One of the most problematic parts of the human body is the carpal tunnel of the wrist. The carpal tunnel can be best described as a canal or corridor that runs through the anterior or flexor aspect of the wrist. It is found between the bones of the wrist and the anterior annular carpal ligament. And through it the median nerve and flexor tendons of the fingers pass.
Any physiological process, such as inflammation of the flexor tendons or the accumulation of fluid, that causes a reduction of the carpal tunnel space, may cause nerve entrapment and compression. The result is Carpal Tunnel Syndrome, a condition which causes numbness and weakness of the hand and wrist, and a sharp radiating pain that often travels up the length of the arm.
While mild cases of Carpal Tunnel Syndrome may react favorably to specific therapeutic treatments, more advanced cases will almost always require surgical intervention to release the nerve and reduce pressure within the tunnel.
Although pain of the wrist may indicate several other conditions, Carpal Tunnel Syndrome is arguably the most common compression neuropathy in the world. Nevertheless, there is a significant portion of the general populace who is unfamiliar with Carpal Tunnel Syndrome.
Neuropax Clinic in St Louis, leaders in Peripheral Nerve Surgery and experts in nerve compression and chronic pain, presents a list of the top 5 things you likely didn’t know about Carpal Tunnel Syndrome.

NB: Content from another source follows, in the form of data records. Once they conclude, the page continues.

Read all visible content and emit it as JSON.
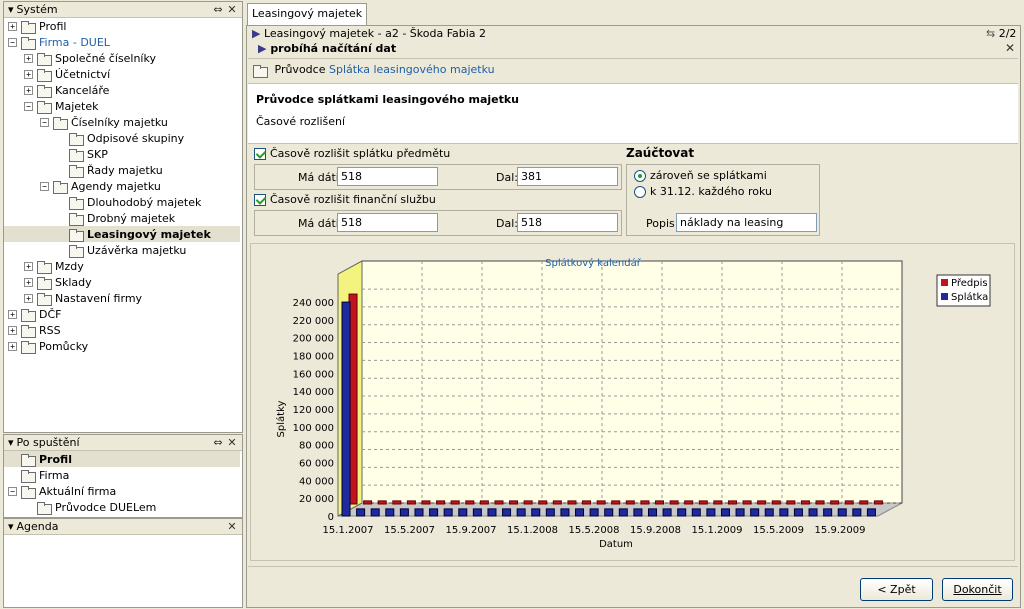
{
  "left": {
    "system_title": "Systém",
    "tree": [
      {
        "label": "Profil",
        "level": 0,
        "exp": "+",
        "color": "#000"
      },
      {
        "label": "Firma - DUEL",
        "level": 0,
        "exp": "−",
        "color": "#1f5fa8"
      },
      {
        "label": "Společné číselníky",
        "level": 1,
        "exp": "+"
      },
      {
        "label": "Účetnictví",
        "level": 1,
        "exp": "+"
      },
      {
        "label": "Kanceláře",
        "level": 1,
        "exp": "+"
      },
      {
        "label": "Majetek",
        "level": 1,
        "exp": "−"
      },
      {
        "label": "Číselníky majetku",
        "level": 2,
        "exp": "−"
      },
      {
        "label": "Odpisové skupiny",
        "level": 3,
        "exp": ""
      },
      {
        "label": "SKP",
        "level": 3,
        "exp": ""
      },
      {
        "label": "Řady majetku",
        "level": 3,
        "exp": ""
      },
      {
        "label": "Agendy majetku",
        "level": 2,
        "exp": "−"
      },
      {
        "label": "Dlouhodobý majetek",
        "level": 3,
        "exp": ""
      },
      {
        "label": "Drobný majetek",
        "level": 3,
        "exp": ""
      },
      {
        "label": "Leasingový majetek",
        "level": 3,
        "exp": "",
        "selected": true
      },
      {
        "label": "Uzávěrka majetku",
        "level": 3,
        "exp": ""
      },
      {
        "label": "Mzdy",
        "level": 1,
        "exp": "+"
      },
      {
        "label": "Sklady",
        "level": 1,
        "exp": "+"
      },
      {
        "label": "Nastavení firmy",
        "level": 1,
        "exp": "+"
      },
      {
        "label": "DČF",
        "level": 0,
        "exp": "+"
      },
      {
        "label": "RSS",
        "level": 0,
        "exp": "+"
      },
      {
        "label": "Pomůcky",
        "level": 0,
        "exp": "+"
      }
    ],
    "startup_title": "Po spuštění",
    "startup": [
      {
        "label": "Profil",
        "level": 0,
        "exp": "",
        "selected": true
      },
      {
        "label": "Firma",
        "level": 0,
        "exp": ""
      },
      {
        "label": "Aktuální firma",
        "level": 0,
        "exp": "−"
      },
      {
        "label": "Průvodce DUELem",
        "level": 1,
        "exp": ""
      }
    ],
    "agenda_title": "Agenda"
  },
  "main": {
    "tab": "Leasingový majetek",
    "crumb1": "Leasingový majetek - a2 - Škoda Fabia 2",
    "crumb2": "probíhá načítání dat",
    "pager": "2/2",
    "wizard_prefix": "Průvodce",
    "wizard_link": "Splátka leasingového majetku",
    "heading": "Průvodce splátkami leasingového majetku",
    "subheading": "Časové rozlišení",
    "cb1_label": "Časově rozlišit splátku předmětu",
    "cb2_label": "Časově rozlišit finanční službu",
    "ma_dati_label": "Má dáti:",
    "dal_label": "Dal:",
    "row1_ma_dati": "518",
    "row1_dal": "381",
    "row2_ma_dati": "518",
    "row2_dal": "518",
    "zauctovat_title": "Zaúčtovat",
    "radio1": "zároveň se splátkami",
    "radio2": "k 31.12. každého roku",
    "popis_label": "Popis:",
    "popis_value": "náklady na leasing",
    "btn_back": "< Zpět",
    "btn_finish": "Dokončit"
  },
  "chart_data": {
    "type": "bar",
    "title": "Splátkový kalendář",
    "xlabel": "Datum",
    "ylabel": "Splátky",
    "ylim": [
      0,
      240000
    ],
    "yticks": [
      "0",
      "20 000",
      "40 000",
      "60 000",
      "80 000",
      "100 000",
      "120 000",
      "140 000",
      "160 000",
      "180 000",
      "200 000",
      "220 000",
      "240 000"
    ],
    "xticks": [
      "15.1.2007",
      "15.5.2007",
      "15.9.2007",
      "15.1.2008",
      "15.5.2008",
      "15.9.2008",
      "15.1.2009",
      "15.5.2009",
      "15.9.2009"
    ],
    "legend": [
      "Předpis",
      "Splátka"
    ],
    "legend_colors": [
      "#c0141e",
      "#1e2a9e"
    ],
    "first_value": 240000,
    "other_value": 8000,
    "count": 37
  }
}
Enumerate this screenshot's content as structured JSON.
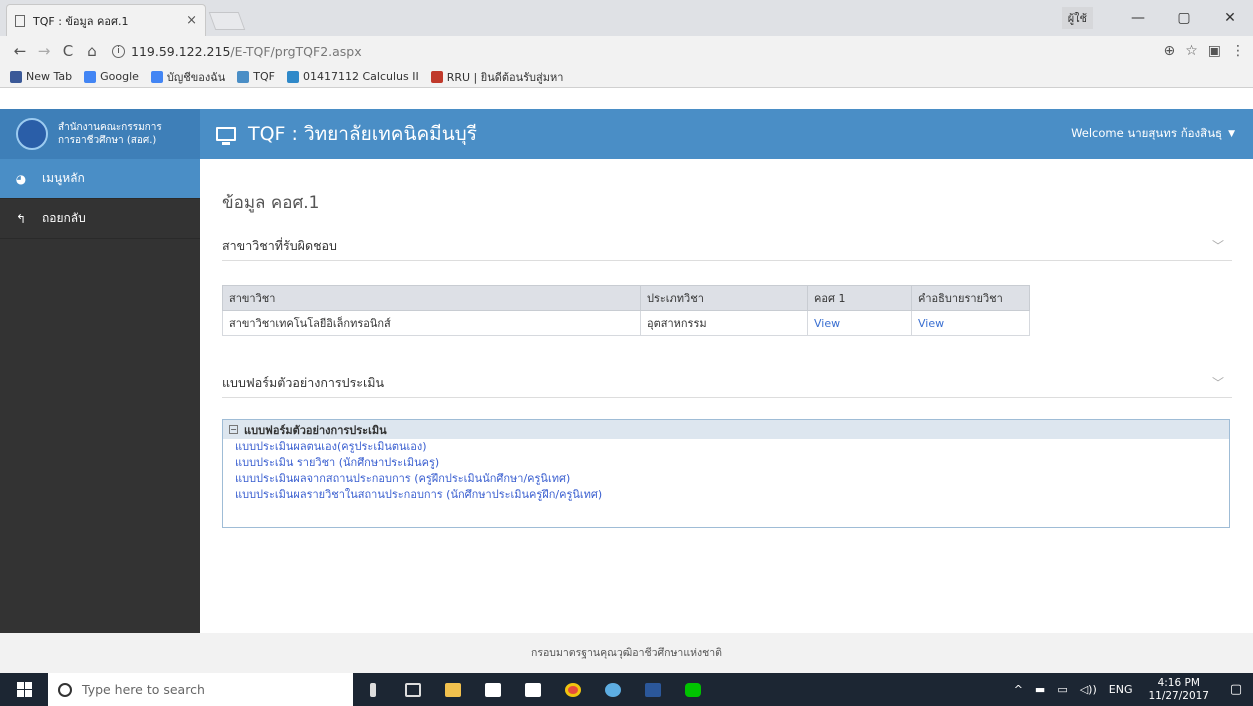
{
  "browser": {
    "tab_title": "TQF : ข้อมูล คอศ.1",
    "tab_close": "×",
    "win_user": "ผู้ใช้",
    "url_host": "119.59.122.215",
    "url_path": "/E-TQF/prgTQF2.aspx",
    "bookmarks": [
      {
        "label": "New Tab",
        "icon": "facebook-icon",
        "color": "#3b5998"
      },
      {
        "label": "Google",
        "icon": "google-icon",
        "color": "#4285f4"
      },
      {
        "label": "บัญชีของฉัน",
        "icon": "google-icon",
        "color": "#4285f4"
      },
      {
        "label": "TQF",
        "icon": "tqf-icon",
        "color": "#4a8ec6"
      },
      {
        "label": "01417112 Calculus II",
        "icon": "sigma-icon",
        "color": "#2f89c9"
      },
      {
        "label": "RRU | ยินดีต้อนรับสู่มหา",
        "icon": "rru-icon",
        "color": "#c0392b"
      }
    ]
  },
  "header": {
    "brand_line1": "สำนักงานคณะกรรมการ",
    "brand_line2": "การอาชีวศึกษา (สอศ.)",
    "title": "TQF : วิทยาลัยเทคนิคมีนบุรี",
    "welcome": "Welcome นายสุนทร ก้องสินธุ"
  },
  "sidebar": {
    "items": [
      {
        "label": "เมนูหลัก",
        "icon": "dashboard-icon"
      },
      {
        "label": "ถอยกลับ",
        "icon": "back-arrow-icon"
      }
    ]
  },
  "main": {
    "page_title": "ข้อมูล คอศ.1",
    "section1_title": "สาขาวิชาที่รับผิดชอบ",
    "table": {
      "headers": [
        "สาขาวิชา",
        "ประเภทวิชา",
        "คอศ 1",
        "คำอธิบายรายวิชา"
      ],
      "rows": [
        [
          "สาขาวิชาเทคโนโลยีอิเล็กทรอนิกส์",
          "อุตสาหกรรม",
          "View",
          "View"
        ]
      ]
    },
    "section2_title": "แบบฟอร์มตัวอย่างการประเมิน",
    "tree": {
      "root": "แบบฟอร์มตัวอย่างการประเมิน",
      "items": [
        "แบบประเมินผลตนเอง(ครูประเมินตนเอง)",
        "แบบประเมิน รายวิชา (นักศึกษาประเมินครู)",
        "แบบประเมินผลจากสถานประกอบการ (ครูฝึกประเมินนักศึกษา/ครูนิเทศ)",
        "แบบประเมินผลรายวิชาในสถานประกอบการ (นักศึกษาประเมินครูฝึก/ครูนิเทศ)"
      ]
    }
  },
  "footer": "กรอบมาตรฐานคุณวุฒิอาชีวศึกษาแห่งชาติ",
  "taskbar": {
    "search_placeholder": "Type here to search",
    "lang": "ENG",
    "time": "4:16 PM",
    "date": "11/27/2017"
  }
}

01 - Carpal Tunnel Syndrome Can Be Idiopathic: An idiopathic condition occurs with no apparent cause and may present spontaneously. According to popular wisdom, Carpal Tunnel Syndrome occurs as the result of repetitive hand motions. While that may be a potential cause, this painful condition can sometimes manifest without any apparent reason.
In these cases, the appearance of Carpal Tunnel Syndrome may be explained by a congenital defect. In other words, some people are simply born with abnormally narrow carpal tunnels, and this results in a higher predisposition to developing the condition.
02 - Certain Professions Are More At Risk: As mentioned above, it is common knowledge that repetitive tasks, which rely on hand and wrist motions, increase the risk of developing Carpal Tunnel Syndrome over time. It is only natural then to expect specific jobs and professions to be significantly more at risk.
The Center for Disease Control has identified these occupations and published a list of what they consider to be the most susceptible.
- Telephone Operators
- Factory Assemblers
- Hair Stylists
03 - Carpal Tunnel Syndrome Affects People Of All Ages: Although the vast majority of cases of Carpal Tunnel Syndrome appear between the ages of 40 and 70, it can occur at any point in life. At-risk patients develop the condition as early as 30 years of age. Moreover, it is believed that younger patients often lack some diagnostic signs, which makes a misdiagnosis and late treatment much more likely.
04 - Early Detection Is Essential To Prevent Permanent Nerve Damage: Untreated Carpal Tunnel System will invariably lead to permanent muscle and nerve damage. Thus, it is imperative to highlight the importance of obtaining an early diagnosis that indicates with certainty the type of pathology that is present.
An electromyographical study of the sensitivity and strength of the hand’s muscle response is used to confirm or deny the presence of Carpal Tunnel Syndrome. With this study, doctors can accurately assess the degree to which the median nerve has been compromised and, as a result, offer the most appropriate treatment for each patient.
05 - Women are Far More Likely to Develop Carpal Tunnel Syndrome: Women are up to three times more likely to develop Carpal Tunnel Syndrome than men. This aspect of the condition can likely be explained by the fact that a woman’s carpal tunnel is physically smaller than a man’s.